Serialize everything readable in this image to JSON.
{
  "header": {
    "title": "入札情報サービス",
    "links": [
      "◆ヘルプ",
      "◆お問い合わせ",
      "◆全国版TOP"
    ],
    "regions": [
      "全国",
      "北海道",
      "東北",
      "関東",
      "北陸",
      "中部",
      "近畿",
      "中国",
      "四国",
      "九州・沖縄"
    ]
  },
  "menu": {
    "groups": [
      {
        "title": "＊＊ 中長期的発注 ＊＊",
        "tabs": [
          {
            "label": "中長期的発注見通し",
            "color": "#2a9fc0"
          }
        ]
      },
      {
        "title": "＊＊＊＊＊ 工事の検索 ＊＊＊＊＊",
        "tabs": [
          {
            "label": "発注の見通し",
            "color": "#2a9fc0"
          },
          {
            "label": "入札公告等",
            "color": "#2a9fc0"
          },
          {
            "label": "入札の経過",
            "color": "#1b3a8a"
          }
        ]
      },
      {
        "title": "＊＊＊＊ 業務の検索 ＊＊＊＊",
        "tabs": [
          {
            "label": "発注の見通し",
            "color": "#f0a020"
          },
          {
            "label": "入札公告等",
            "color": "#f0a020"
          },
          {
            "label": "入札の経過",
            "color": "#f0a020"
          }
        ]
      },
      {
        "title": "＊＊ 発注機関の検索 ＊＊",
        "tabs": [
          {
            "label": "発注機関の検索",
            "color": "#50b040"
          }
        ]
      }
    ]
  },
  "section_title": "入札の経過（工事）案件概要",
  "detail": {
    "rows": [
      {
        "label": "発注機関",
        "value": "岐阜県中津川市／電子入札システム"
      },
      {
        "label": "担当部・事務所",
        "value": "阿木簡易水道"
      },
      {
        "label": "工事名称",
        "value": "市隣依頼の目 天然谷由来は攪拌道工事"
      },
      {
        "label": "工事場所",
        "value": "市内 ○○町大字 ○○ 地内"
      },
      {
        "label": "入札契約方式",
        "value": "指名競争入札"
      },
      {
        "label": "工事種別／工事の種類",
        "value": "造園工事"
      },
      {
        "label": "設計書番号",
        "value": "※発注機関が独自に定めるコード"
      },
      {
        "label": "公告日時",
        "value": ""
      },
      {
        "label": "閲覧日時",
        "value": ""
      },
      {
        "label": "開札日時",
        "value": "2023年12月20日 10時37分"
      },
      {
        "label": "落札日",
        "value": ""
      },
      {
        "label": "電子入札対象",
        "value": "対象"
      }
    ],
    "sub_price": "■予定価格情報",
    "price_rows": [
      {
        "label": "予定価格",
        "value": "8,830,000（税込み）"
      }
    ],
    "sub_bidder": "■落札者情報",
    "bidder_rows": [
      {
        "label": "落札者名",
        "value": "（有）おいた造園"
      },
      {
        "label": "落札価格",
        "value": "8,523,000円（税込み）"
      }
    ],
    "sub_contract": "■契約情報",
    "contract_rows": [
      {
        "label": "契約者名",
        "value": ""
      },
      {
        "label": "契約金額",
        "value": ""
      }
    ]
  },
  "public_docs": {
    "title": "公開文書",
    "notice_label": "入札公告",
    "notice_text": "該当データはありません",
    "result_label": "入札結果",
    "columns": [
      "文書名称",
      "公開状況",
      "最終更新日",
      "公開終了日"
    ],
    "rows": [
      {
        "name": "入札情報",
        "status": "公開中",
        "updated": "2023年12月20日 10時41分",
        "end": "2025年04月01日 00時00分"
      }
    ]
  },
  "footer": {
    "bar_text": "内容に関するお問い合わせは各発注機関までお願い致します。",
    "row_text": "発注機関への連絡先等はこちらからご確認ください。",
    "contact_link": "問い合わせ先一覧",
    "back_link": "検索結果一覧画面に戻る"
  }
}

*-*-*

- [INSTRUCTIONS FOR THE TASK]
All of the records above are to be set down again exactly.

- [SOLUTION]
Serialize everything readable in this image to JSON.
{
  "header": {
    "title": "入札情報サービス",
    "links": [
      "◆ヘルプ",
      "◆お問い合わせ",
      "◆全国版TOP"
    ],
    "regions": [
      "全国",
      "北海道",
      "東北",
      "関東",
      "北陸",
      "中部",
      "近畿",
      "中国",
      "四国",
      "九州・沖縄"
    ]
  },
  "menu": {
    "groups": [
      {
        "title": "＊＊ 中長期的発注 ＊＊",
        "tabs": [
          {
            "label": "中長期的発注見通し",
            "color": "#2a9fc0"
          }
        ]
      },
      {
        "title": "＊＊＊＊＊ 工事の検索 ＊＊＊＊＊",
        "tabs": [
          {
            "label": "発注の見通し",
            "color": "#2a9fc0"
          },
          {
            "label": "入札公告等",
            "color": "#2a9fc0"
          },
          {
            "label": "入札の経過",
            "color": "#1b3a8a"
          }
        ]
      },
      {
        "title": "＊＊＊＊ 業務の検索 ＊＊＊＊",
        "tabs": [
          {
            "label": "発注の見通し",
            "color": "#f0a020"
          },
          {
            "label": "入札公告等",
            "color": "#f0a020"
          },
          {
            "label": "入札の経過",
            "color": "#f0a020"
          }
        ]
      },
      {
        "title": "＊＊ 発注機関の検索 ＊＊",
        "tabs": [
          {
            "label": "発注機関の検索",
            "color": "#50b040"
          }
        ]
      }
    ]
  },
  "section_title": "入札の経過（工事）案件概要",
  "detail": {
    "rows": [
      {
        "label": "発注機関",
        "value": "岐阜県中津川市／電子入札システム"
      },
      {
        "label": "担当部・事務所",
        "value": "阿木簡易水道"
      },
      {
        "label": "工事名称",
        "value": "市隣依頼の目 天然谷由来は攪拌道工事"
      },
      {
        "label": "工事場所",
        "value": "市内 ○○町大字 ○○ 地内"
      },
      {
        "label": "入札契約方式",
        "value": "指名競争入札"
      },
      {
        "label": "工事種別／工事の種類",
        "value": "造園工事"
      },
      {
        "label": "設計書番号",
        "value": "※発注機関が独自に定めるコード"
      },
      {
        "label": "公告日時",
        "value": ""
      },
      {
        "label": "閲覧日時",
        "value": ""
      },
      {
        "label": "開札日時",
        "value": "2023年12月20日 10時37分"
      },
      {
        "label": "落札日",
        "value": ""
      },
      {
        "label": "電子入札対象",
        "value": "対象"
      }
    ],
    "sub_price": "■予定価格情報",
    "price_rows": [
      {
        "label": "予定価格",
        "value": "8,830,000（税込み）"
      }
    ],
    "sub_bidder": "■落札者情報",
    "bidder_rows": [
      {
        "label": "落札者名",
        "value": "（有）おいた造園"
      },
      {
        "label": "落札価格",
        "value": "8,523,000円（税込み）"
      }
    ],
    "sub_contract": "■契約情報",
    "contract_rows": [
      {
        "label": "契約者名",
        "value": ""
      },
      {
        "label": "契約金額",
        "value": ""
      }
    ]
  },
  "public_docs": {
    "title": "公開文書",
    "notice_label": "入札公告",
    "notice_text": "該当データはありません",
    "result_label": "入札結果",
    "columns": [
      "文書名称",
      "公開状況",
      "最終更新日",
      "公開終了日"
    ],
    "rows": [
      {
        "name": "入札情報",
        "status": "公開中",
        "updated": "2023年12月20日 10時41分",
        "end": "2025年04月01日 00時00分"
      }
    ]
  },
  "footer": {
    "bar_text": "内容に関するお問い合わせは各発注機関までお願い致します。",
    "row_text": "発注機関への連絡先等はこちらからご確認ください。",
    "contact_link": "問い合わせ先一覧",
    "back_link": "検索結果一覧画面に戻る"
  }
}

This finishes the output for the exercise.